*STORED DATA*.
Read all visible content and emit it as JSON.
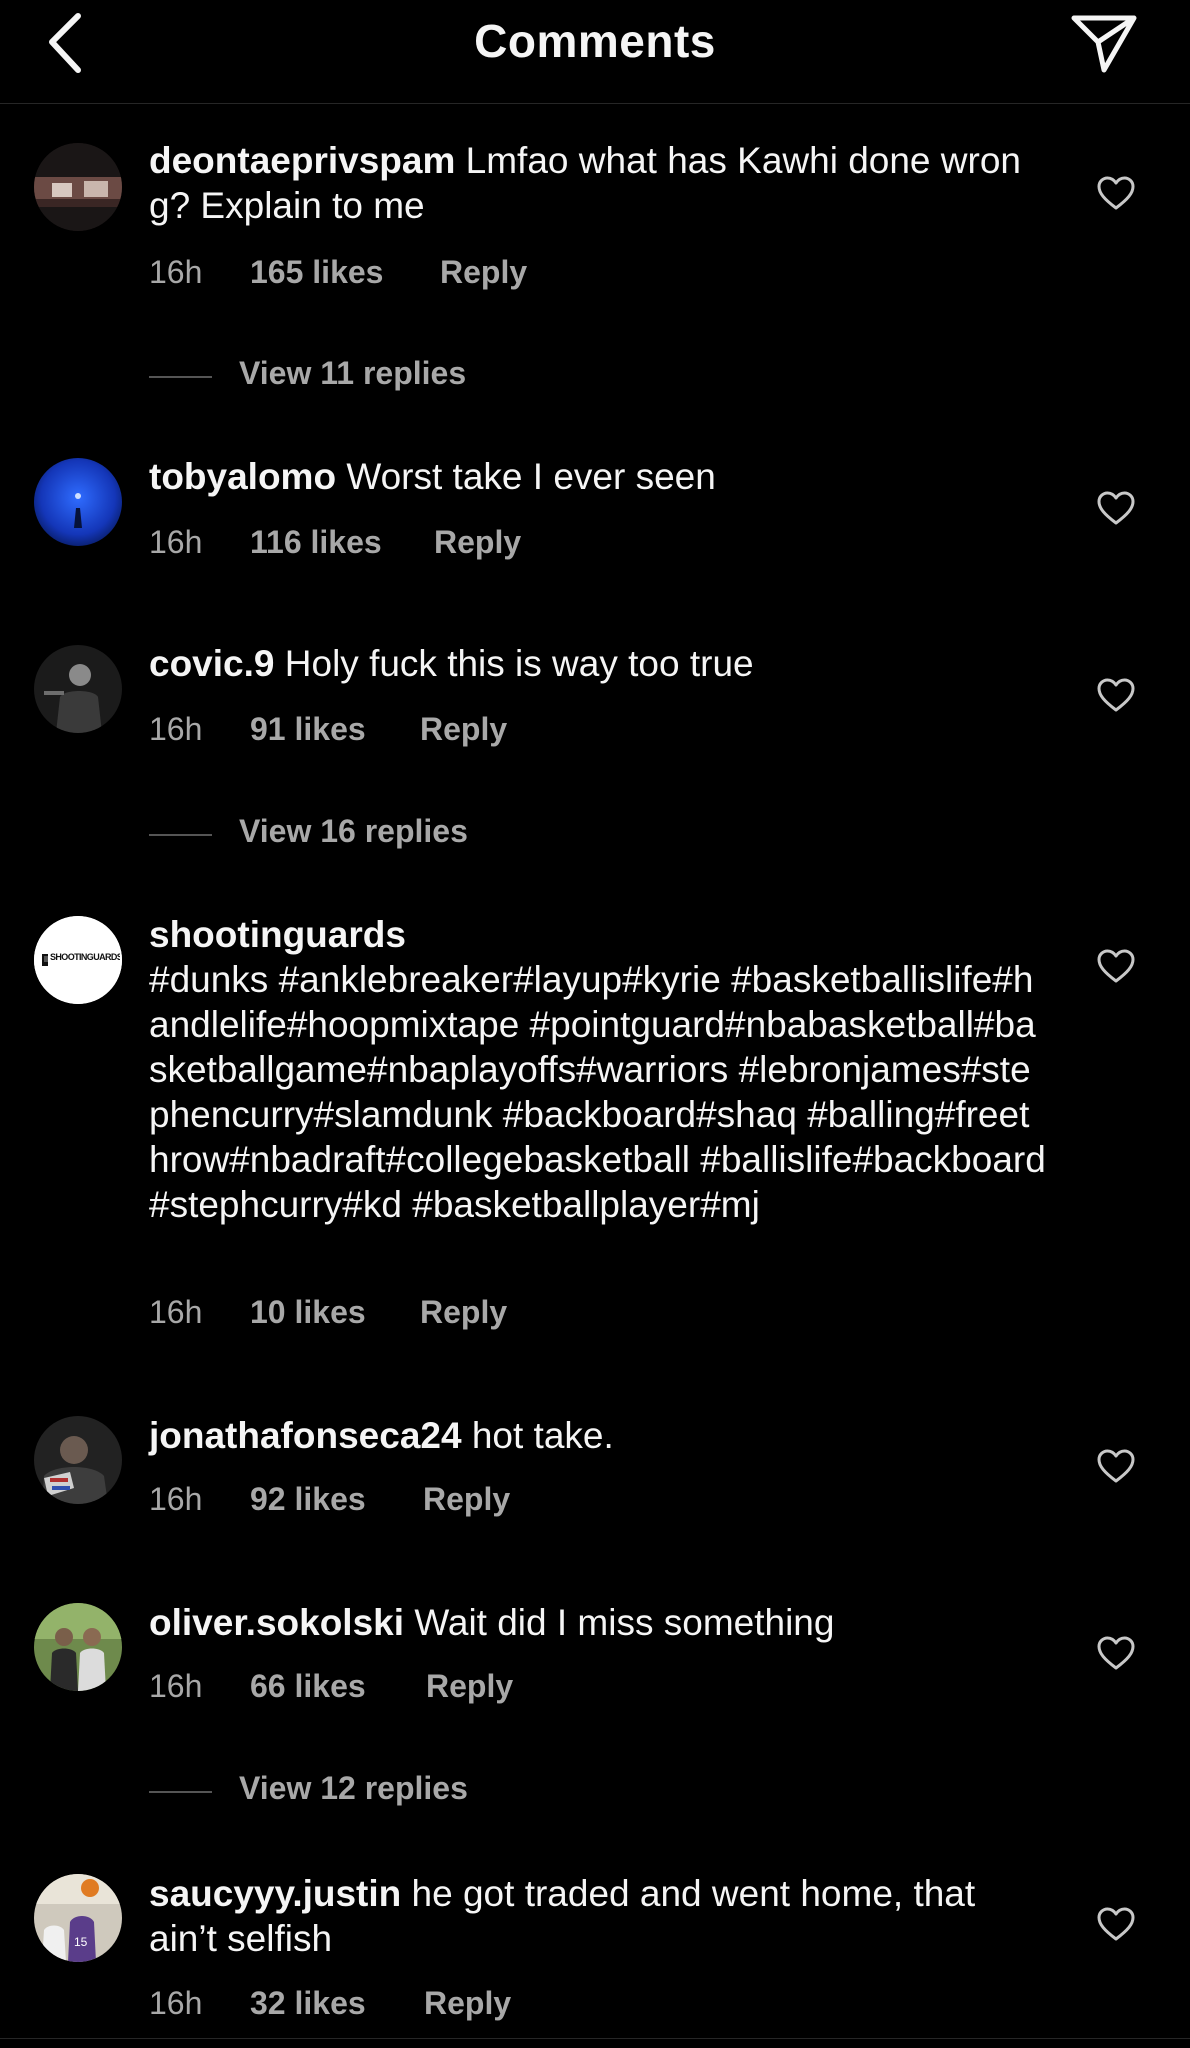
{
  "header": {
    "title": "Comments",
    "back_icon": "chevron-left-icon",
    "share_icon": "paper-plane-icon"
  },
  "colors": {
    "background": "#000000",
    "text_primary": "#f5f5f5",
    "text_secondary": "#a8a8a8"
  },
  "comments": [
    {
      "username": "deontaeprivspam",
      "text": "Lmfao what has Kawhi done wrong? Explain to me",
      "time": "16h",
      "likes": "165 likes",
      "reply": "Reply",
      "view_replies": "View 11 replies"
    },
    {
      "username": "tobyalomo",
      "text": "Worst take I ever seen",
      "time": "16h",
      "likes": "116 likes",
      "reply": "Reply"
    },
    {
      "username": "covic.9",
      "text": "Holy fuck this is way too true",
      "time": "16h",
      "likes": "91 likes",
      "reply": "Reply",
      "view_replies": "View 16 replies"
    },
    {
      "username": "shootinguards",
      "text": "#dunks #anklebreaker#layup#kyrie #basketballislife#handlelife#hoopmixtape #pointguard#nbabasketball#basketballgame#nbaplayoffs#warriors #lebronjames#stephencurry#slamdunk #backboard#shaq #balling#freethrow#nbadraft#collegebasketball #ballislife#backboard#stephcurry#kd #basketballplayer#mj",
      "time": "16h",
      "likes": "10 likes",
      "reply": "Reply",
      "avatar_text": "SHOOTINGUARDS"
    },
    {
      "username": "jonathafonseca24",
      "text": "hot take.",
      "time": "16h",
      "likes": "92 likes",
      "reply": "Reply"
    },
    {
      "username": "oliver.sokolski",
      "text": "Wait did I miss something",
      "time": "16h",
      "likes": "66 likes",
      "reply": "Reply",
      "view_replies": "View 12 replies"
    },
    {
      "username": "saucyyy.justin",
      "text": "he got traded and went home, that ain’t selfish",
      "time": "16h",
      "likes": "32 likes",
      "reply": "Reply"
    }
  ]
}
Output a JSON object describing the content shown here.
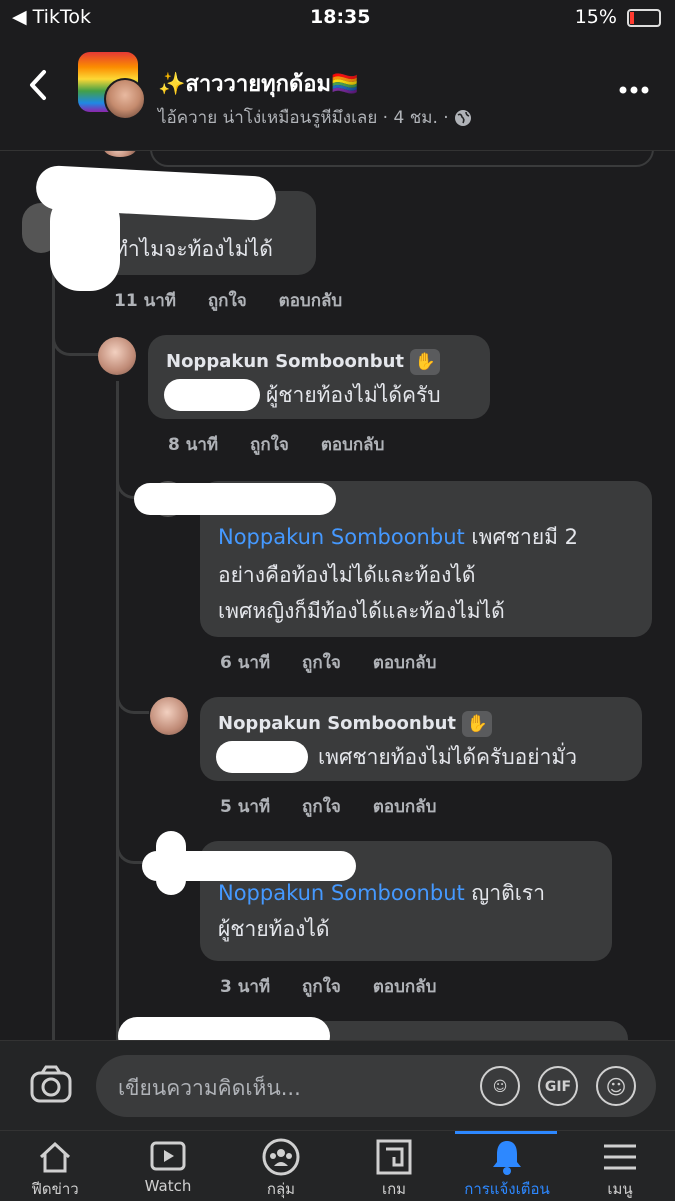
{
  "status": {
    "back_app": "◀ TikTok",
    "time": "18:35",
    "battery": "15%"
  },
  "header": {
    "group_name": "✨สาววายทุกด้อม🏳️‍🌈",
    "subtitle": "ไอ้ควาย น่าโง่เหมือนรูหีมึงเลย · 4 ชม. ·"
  },
  "comments": {
    "c1": {
      "text": "ทำไมจะท้องไม่ได้",
      "time": "11 นาที",
      "like": "ถูกใจ",
      "reply": "ตอบกลับ"
    },
    "c2": {
      "name": "Noppakun Somboonbut",
      "text": "ผู้ชายท้องไม่ได้ครับ",
      "time": "8 นาที",
      "like": "ถูกใจ",
      "reply": "ตอบกลับ"
    },
    "c3": {
      "mention": "Noppakun Somboonbut",
      "text1": " เพศชายมี 2",
      "text2": "อย่างคือท้องไม่ได้และท้องได้",
      "text3": "เพศหญิงก็มีท้องได้และท้องไม่ได้",
      "time": "6 นาที",
      "like": "ถูกใจ",
      "reply": "ตอบกลับ"
    },
    "c4": {
      "name": "Noppakun Somboonbut",
      "text": "เพศชายท้องไม่ได้ครับอย่ามั่ว",
      "time": "5 นาที",
      "like": "ถูกใจ",
      "reply": "ตอบกลับ"
    },
    "c5": {
      "mention": "Noppakun Somboonbut",
      "text1": " ญาติเรา",
      "text2": "ผู้ชายท้องได้",
      "time": "3 นาที",
      "like": "ถูกใจ",
      "reply": "ตอบกลับ"
    }
  },
  "composer": {
    "placeholder": "เขียนความคิดเห็น...",
    "gif": "GIF"
  },
  "nav": [
    {
      "label": "ฟีดข่าว",
      "icon": "home-icon"
    },
    {
      "label": "Watch",
      "icon": "watch-icon"
    },
    {
      "label": "กลุ่ม",
      "icon": "groups-icon"
    },
    {
      "label": "เกม",
      "icon": "gaming-icon"
    },
    {
      "label": "การแจ้งเตือน",
      "icon": "bell-icon"
    },
    {
      "label": "เมนู",
      "icon": "menu-icon"
    }
  ],
  "colors": {
    "accent": "#2d88ff",
    "mention": "#4599ff",
    "bubble": "#3a3b3c"
  }
}
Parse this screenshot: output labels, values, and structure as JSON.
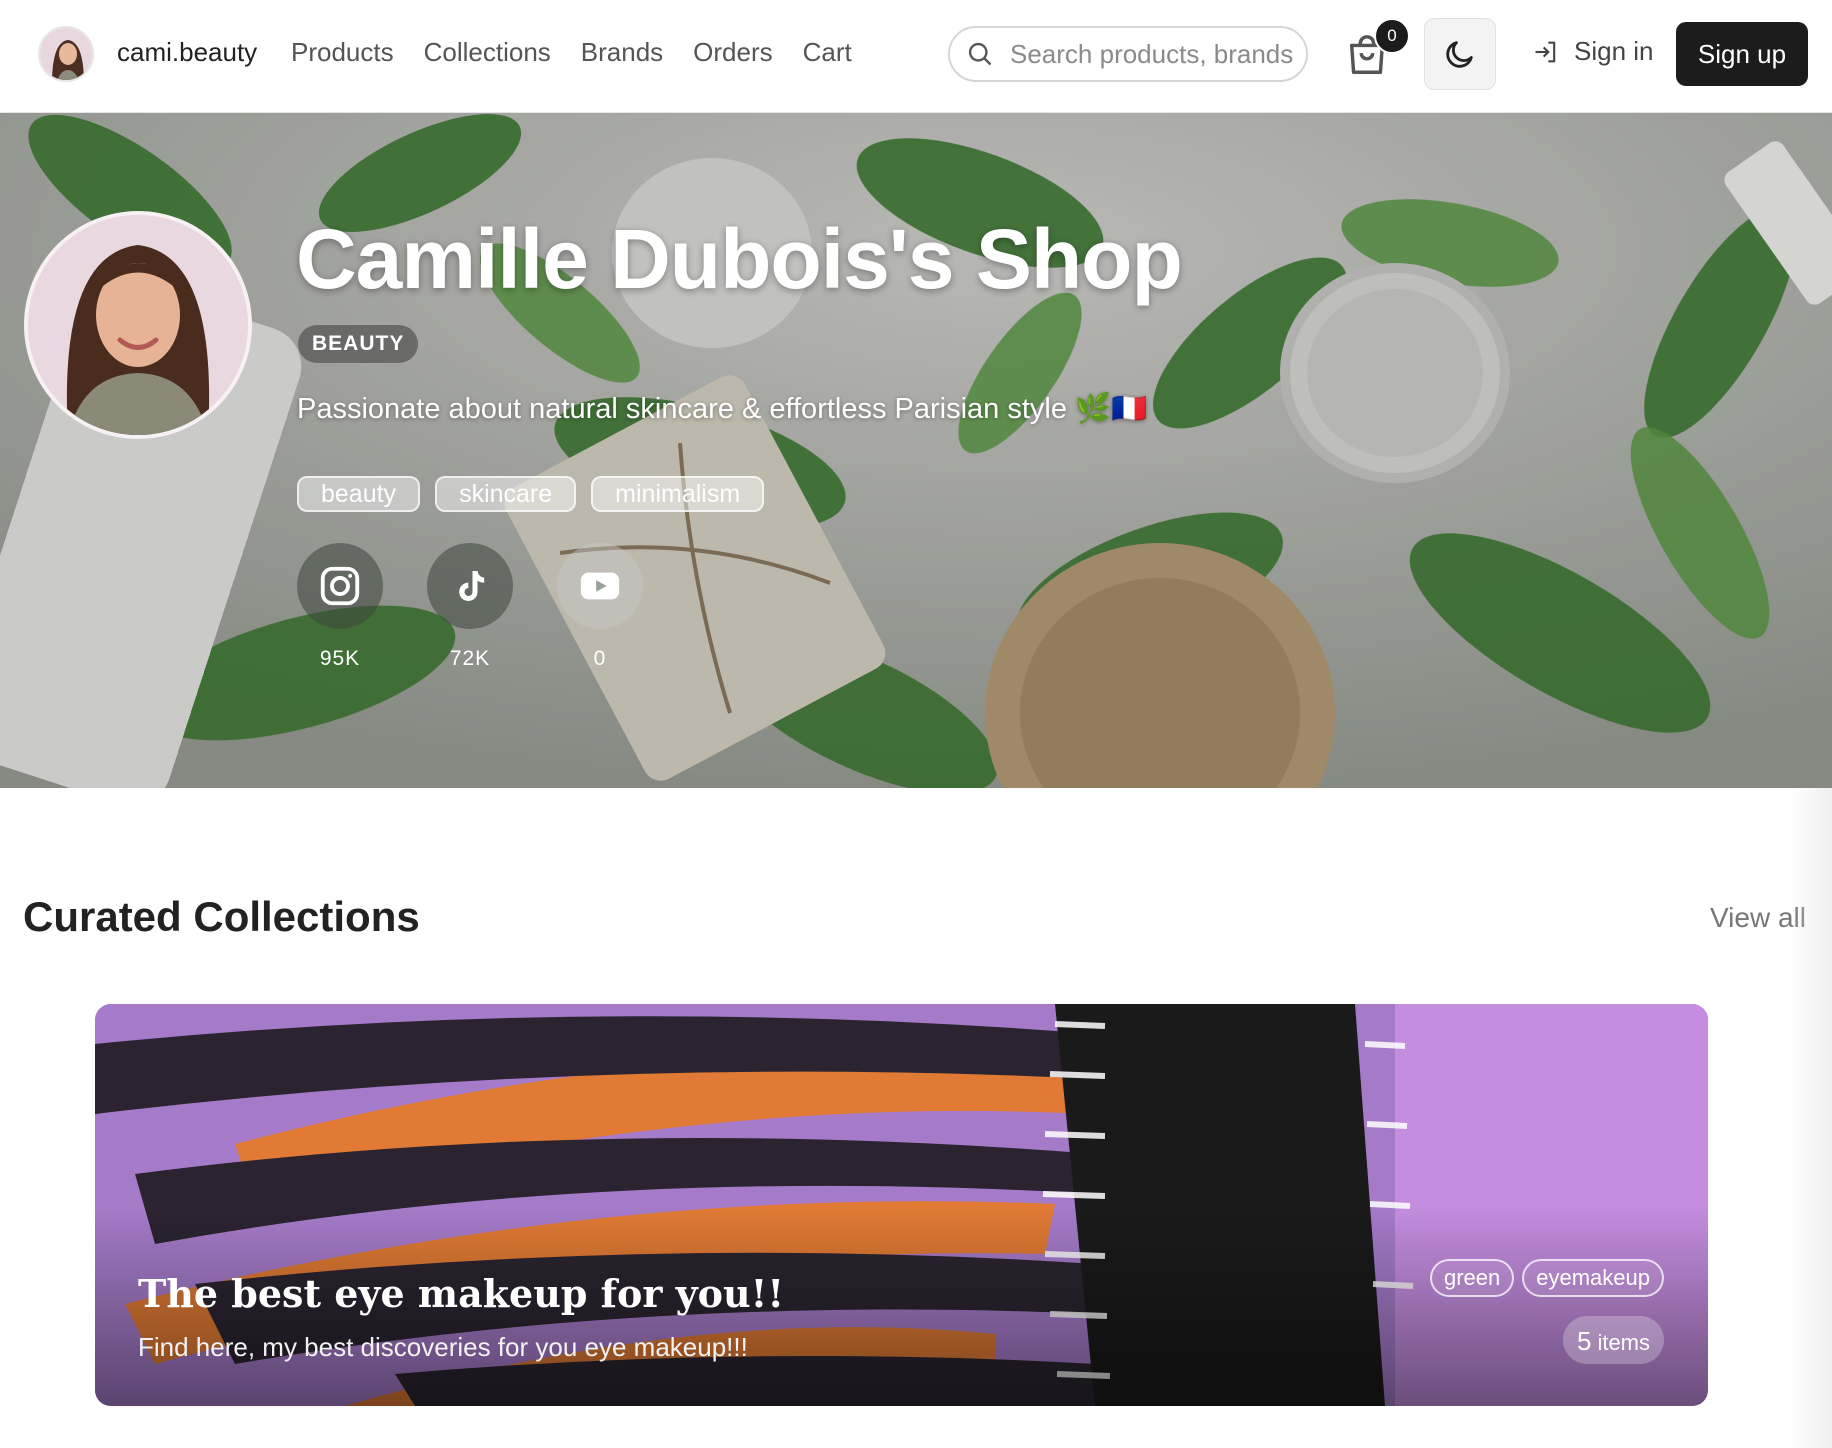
{
  "nav": {
    "brand": "cami.beauty",
    "links": [
      {
        "label": "Products"
      },
      {
        "label": "Collections"
      },
      {
        "label": "Brands"
      },
      {
        "label": "Orders"
      },
      {
        "label": "Cart"
      }
    ],
    "search_placeholder": "Search products, brands",
    "cart_count": "0",
    "sign_in": "Sign in",
    "sign_up": "Sign up"
  },
  "hero": {
    "title": "Camille Dubois's Shop",
    "category": "BEAUTY",
    "bio": "Passionate about natural skincare & effortless Parisian style 🌿🇫🇷",
    "tags": [
      "beauty",
      "skincare",
      "minimalism"
    ],
    "socials": [
      {
        "icon": "instagram-icon",
        "count": "95K"
      },
      {
        "icon": "tiktok-icon",
        "count": "72K"
      },
      {
        "icon": "youtube-icon",
        "count": "0"
      }
    ]
  },
  "collections": {
    "title": "Curated Collections",
    "view_all": "View all",
    "items": [
      {
        "title": "The best eye makeup for you!!",
        "description": "Find here, my best discoveries for you eye makeup!!!",
        "tags": [
          "green",
          "eyemakeup"
        ],
        "item_count": "5",
        "item_label": "items"
      }
    ]
  },
  "colors": {
    "primary": "#1c1c1c",
    "card_accent": "#a77bd0"
  }
}
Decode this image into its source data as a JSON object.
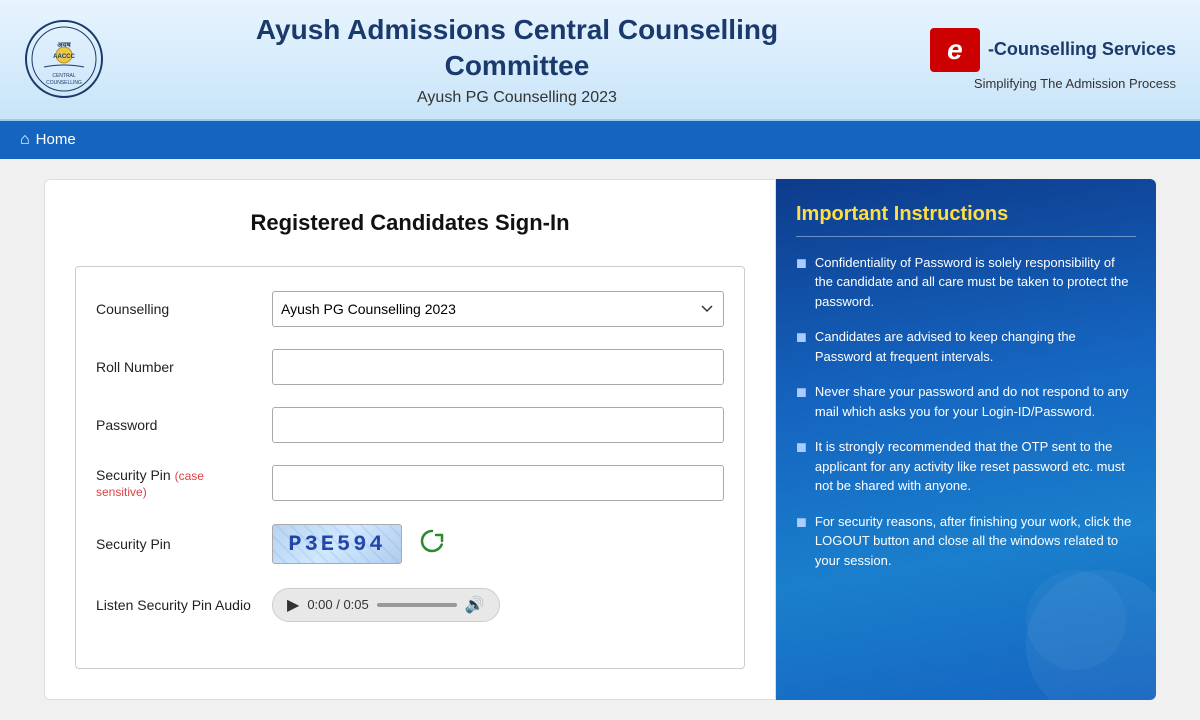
{
  "header": {
    "title_line1": "Ayush Admissions Central Counselling",
    "title_line2": "Committee",
    "subtitle": "Ayush PG Counselling 2023",
    "ecounselling_label": "e",
    "ecounselling_brand": "-Counselling Services",
    "ecounselling_tagline": "Simplifying The Admission Process"
  },
  "navbar": {
    "home_label": "Home"
  },
  "form": {
    "title": "Registered Candidates Sign-In",
    "counselling_label": "Counselling",
    "counselling_value": "Ayush PG Counselling 2023",
    "counselling_options": [
      "Ayush PG Counselling 2023"
    ],
    "roll_number_label": "Roll Number",
    "roll_number_placeholder": "",
    "password_label": "Password",
    "password_placeholder": "",
    "security_pin_input_label": "Security Pin",
    "security_pin_case_sensitive": "(case sensitive)",
    "security_pin_input_placeholder": "",
    "security_pin_captcha_label": "Security Pin",
    "captcha_text": "P3E594",
    "listen_label": "Listen Security Pin Audio",
    "audio_time": "0:00 / 0:05"
  },
  "instructions": {
    "title": "Important Instructions",
    "items": [
      "Confidentiality of Password is solely responsibility of the candidate and all care must be taken to protect the password.",
      "Candidates are advised to keep changing the Password at frequent intervals.",
      "Never share your password and do not respond to any mail which asks you for your Login-ID/Password.",
      "It is strongly recommended that the OTP sent to the applicant for any activity like reset password etc. must not be shared with anyone.",
      "For security reasons, after finishing your work, click the LOGOUT button and close all the windows related to your session."
    ]
  },
  "icons": {
    "home": "⌂",
    "dropdown_arrow": "▼",
    "refresh": "↻",
    "play": "▶",
    "volume": "🔊"
  }
}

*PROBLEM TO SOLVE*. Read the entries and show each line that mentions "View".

*RESPONSE FOR THIS EXERCISE*.
      "view_replies": "View 11 replies"
      "view_replies": "View 16 replies"
      "view_replies": "View 12 replies"
    "view_all": "View all",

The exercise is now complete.